» **RECORDS PROVIDED**:
* * * * *

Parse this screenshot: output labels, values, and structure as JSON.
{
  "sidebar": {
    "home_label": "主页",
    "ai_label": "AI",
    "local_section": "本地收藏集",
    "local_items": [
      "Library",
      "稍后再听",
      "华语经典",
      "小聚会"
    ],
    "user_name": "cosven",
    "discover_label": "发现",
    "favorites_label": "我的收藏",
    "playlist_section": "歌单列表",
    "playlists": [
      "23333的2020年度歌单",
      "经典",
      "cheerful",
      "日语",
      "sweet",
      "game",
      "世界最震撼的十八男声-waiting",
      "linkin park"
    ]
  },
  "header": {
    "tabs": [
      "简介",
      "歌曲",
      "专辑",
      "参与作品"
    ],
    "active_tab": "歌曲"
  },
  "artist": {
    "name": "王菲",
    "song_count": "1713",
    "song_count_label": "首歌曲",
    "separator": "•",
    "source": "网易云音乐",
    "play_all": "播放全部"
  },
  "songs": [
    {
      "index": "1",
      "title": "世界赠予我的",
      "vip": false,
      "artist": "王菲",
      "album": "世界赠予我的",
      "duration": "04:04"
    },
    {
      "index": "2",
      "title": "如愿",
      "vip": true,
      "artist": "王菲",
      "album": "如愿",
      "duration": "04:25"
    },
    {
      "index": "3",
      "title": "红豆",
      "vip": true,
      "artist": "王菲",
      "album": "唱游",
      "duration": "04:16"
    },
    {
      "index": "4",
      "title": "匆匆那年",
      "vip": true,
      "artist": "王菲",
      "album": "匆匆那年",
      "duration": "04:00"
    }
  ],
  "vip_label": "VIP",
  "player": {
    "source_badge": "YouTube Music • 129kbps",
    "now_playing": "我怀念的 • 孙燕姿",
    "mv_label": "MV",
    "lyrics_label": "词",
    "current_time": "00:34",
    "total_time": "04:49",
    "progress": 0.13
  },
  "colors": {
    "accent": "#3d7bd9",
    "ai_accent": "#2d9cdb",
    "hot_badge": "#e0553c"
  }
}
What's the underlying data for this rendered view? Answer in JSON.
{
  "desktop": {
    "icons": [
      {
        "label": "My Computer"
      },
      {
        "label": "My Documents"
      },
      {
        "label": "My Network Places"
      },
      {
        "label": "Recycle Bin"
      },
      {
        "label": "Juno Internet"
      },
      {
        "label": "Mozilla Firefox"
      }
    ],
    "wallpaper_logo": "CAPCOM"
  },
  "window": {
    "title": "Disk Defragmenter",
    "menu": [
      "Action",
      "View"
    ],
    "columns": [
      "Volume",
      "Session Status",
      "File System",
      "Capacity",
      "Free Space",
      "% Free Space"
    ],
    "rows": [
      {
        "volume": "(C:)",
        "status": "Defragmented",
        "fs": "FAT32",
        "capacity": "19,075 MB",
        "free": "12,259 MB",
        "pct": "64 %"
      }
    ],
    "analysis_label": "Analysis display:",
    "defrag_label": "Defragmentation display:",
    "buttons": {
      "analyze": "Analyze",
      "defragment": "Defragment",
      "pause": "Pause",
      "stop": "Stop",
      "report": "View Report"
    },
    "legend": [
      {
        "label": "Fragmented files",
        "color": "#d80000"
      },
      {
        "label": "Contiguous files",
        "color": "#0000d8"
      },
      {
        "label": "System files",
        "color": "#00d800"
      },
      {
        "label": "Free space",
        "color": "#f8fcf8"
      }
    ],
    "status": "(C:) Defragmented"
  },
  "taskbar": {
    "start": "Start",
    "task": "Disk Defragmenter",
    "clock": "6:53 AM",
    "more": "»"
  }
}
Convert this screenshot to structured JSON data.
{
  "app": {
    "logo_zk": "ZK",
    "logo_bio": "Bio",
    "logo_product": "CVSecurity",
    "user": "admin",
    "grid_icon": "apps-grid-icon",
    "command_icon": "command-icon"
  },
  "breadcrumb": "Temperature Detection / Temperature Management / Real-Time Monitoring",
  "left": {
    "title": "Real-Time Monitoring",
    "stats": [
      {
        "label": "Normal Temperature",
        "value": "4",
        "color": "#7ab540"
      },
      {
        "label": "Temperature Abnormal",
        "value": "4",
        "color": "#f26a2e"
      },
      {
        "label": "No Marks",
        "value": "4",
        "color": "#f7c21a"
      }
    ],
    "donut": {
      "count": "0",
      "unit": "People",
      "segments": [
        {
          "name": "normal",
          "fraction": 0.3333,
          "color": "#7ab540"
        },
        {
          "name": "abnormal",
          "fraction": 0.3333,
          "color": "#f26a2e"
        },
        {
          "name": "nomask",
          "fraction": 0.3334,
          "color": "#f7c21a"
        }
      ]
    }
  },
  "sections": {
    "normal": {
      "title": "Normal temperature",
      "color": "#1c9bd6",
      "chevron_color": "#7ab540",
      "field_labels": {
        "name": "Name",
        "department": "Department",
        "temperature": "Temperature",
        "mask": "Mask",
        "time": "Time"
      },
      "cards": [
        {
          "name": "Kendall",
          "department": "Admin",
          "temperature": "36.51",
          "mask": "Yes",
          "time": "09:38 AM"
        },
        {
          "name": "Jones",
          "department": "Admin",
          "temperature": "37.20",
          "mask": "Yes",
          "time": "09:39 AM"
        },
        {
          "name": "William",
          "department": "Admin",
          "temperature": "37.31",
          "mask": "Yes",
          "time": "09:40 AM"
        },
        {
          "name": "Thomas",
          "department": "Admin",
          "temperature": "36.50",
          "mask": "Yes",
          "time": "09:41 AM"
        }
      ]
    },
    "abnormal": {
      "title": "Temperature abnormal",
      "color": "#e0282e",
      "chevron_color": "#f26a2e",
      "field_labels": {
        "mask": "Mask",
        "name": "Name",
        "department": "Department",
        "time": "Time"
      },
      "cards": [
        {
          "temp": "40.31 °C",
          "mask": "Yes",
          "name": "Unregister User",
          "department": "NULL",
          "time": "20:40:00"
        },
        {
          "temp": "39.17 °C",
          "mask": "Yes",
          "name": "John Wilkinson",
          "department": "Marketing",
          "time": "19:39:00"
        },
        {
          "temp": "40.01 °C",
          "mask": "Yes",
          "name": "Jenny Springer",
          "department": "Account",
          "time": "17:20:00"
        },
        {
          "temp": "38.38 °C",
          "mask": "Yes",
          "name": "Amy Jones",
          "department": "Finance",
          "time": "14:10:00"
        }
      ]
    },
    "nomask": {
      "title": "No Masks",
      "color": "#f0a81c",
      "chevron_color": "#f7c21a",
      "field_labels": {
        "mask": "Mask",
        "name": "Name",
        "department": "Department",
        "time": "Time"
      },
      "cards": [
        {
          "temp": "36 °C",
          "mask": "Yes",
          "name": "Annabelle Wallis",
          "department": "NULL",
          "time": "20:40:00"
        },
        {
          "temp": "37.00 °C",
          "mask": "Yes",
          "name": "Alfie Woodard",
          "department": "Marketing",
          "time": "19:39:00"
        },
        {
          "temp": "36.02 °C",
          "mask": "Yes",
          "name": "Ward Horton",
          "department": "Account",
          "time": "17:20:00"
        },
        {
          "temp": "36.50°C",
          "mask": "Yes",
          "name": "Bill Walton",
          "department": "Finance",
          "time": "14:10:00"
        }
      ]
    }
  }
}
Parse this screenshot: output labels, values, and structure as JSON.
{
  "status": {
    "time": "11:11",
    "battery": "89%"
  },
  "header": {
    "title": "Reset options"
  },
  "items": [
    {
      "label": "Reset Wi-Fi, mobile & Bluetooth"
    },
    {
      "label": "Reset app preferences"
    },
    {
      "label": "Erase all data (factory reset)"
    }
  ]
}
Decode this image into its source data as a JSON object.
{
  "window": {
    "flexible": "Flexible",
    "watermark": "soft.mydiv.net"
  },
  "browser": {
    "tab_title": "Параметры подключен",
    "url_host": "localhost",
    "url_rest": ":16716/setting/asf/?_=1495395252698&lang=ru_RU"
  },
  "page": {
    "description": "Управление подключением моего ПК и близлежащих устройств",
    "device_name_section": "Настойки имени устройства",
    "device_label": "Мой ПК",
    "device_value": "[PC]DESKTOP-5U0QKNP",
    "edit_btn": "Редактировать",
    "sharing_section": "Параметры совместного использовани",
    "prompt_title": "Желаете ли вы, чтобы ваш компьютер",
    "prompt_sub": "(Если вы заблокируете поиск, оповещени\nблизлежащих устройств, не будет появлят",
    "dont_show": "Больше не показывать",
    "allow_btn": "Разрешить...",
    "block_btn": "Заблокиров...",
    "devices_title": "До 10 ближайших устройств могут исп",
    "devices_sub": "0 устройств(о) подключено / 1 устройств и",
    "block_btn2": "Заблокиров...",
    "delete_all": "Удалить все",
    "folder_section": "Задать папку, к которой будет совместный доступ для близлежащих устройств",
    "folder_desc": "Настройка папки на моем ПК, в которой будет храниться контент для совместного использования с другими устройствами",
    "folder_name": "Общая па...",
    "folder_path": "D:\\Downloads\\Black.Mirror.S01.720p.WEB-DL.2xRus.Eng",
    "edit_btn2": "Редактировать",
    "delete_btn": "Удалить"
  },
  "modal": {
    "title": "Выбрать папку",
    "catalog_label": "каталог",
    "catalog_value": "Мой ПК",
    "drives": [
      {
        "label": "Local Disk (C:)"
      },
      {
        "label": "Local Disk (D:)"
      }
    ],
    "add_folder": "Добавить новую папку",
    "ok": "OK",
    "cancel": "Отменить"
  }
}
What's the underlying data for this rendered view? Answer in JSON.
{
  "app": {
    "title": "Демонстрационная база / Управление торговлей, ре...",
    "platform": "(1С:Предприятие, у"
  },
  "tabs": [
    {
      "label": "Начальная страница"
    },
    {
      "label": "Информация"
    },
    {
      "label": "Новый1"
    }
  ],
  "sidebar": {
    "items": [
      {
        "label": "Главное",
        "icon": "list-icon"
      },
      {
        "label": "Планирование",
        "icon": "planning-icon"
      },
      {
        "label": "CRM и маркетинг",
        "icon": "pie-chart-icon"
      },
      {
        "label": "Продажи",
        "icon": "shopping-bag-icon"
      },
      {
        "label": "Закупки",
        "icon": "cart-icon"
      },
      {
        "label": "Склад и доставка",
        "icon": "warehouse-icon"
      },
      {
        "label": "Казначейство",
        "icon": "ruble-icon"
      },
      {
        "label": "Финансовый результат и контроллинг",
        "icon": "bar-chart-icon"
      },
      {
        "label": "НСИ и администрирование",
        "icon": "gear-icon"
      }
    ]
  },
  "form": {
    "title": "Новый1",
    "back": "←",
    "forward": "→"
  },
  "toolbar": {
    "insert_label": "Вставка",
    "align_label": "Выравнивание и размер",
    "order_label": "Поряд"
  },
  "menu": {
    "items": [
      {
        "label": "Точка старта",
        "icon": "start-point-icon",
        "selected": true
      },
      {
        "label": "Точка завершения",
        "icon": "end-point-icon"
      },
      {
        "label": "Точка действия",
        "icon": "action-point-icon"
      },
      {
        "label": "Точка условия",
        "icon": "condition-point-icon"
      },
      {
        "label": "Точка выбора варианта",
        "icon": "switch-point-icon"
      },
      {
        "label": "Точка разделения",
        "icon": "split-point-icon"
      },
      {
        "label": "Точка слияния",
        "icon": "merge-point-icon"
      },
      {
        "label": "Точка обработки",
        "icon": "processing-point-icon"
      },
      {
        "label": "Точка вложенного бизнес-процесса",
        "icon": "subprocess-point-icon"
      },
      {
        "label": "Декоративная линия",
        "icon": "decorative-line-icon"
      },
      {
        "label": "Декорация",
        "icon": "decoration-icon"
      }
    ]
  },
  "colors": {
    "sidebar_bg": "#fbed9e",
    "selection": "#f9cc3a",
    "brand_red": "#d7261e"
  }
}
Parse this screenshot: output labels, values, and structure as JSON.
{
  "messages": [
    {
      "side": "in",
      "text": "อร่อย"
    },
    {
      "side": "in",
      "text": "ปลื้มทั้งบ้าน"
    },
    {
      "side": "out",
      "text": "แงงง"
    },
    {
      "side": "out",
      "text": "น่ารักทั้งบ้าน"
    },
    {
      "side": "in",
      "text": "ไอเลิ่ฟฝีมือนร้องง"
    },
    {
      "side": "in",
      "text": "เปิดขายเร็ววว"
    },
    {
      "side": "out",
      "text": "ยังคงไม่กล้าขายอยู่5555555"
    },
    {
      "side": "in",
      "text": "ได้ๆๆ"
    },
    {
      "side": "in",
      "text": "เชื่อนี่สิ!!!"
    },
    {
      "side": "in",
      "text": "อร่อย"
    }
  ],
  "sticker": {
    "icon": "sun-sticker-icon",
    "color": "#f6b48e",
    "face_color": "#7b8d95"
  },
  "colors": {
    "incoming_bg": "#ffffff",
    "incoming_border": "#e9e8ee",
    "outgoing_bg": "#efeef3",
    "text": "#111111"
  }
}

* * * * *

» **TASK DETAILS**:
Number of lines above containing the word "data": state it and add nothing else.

» **SOLUTION**:
5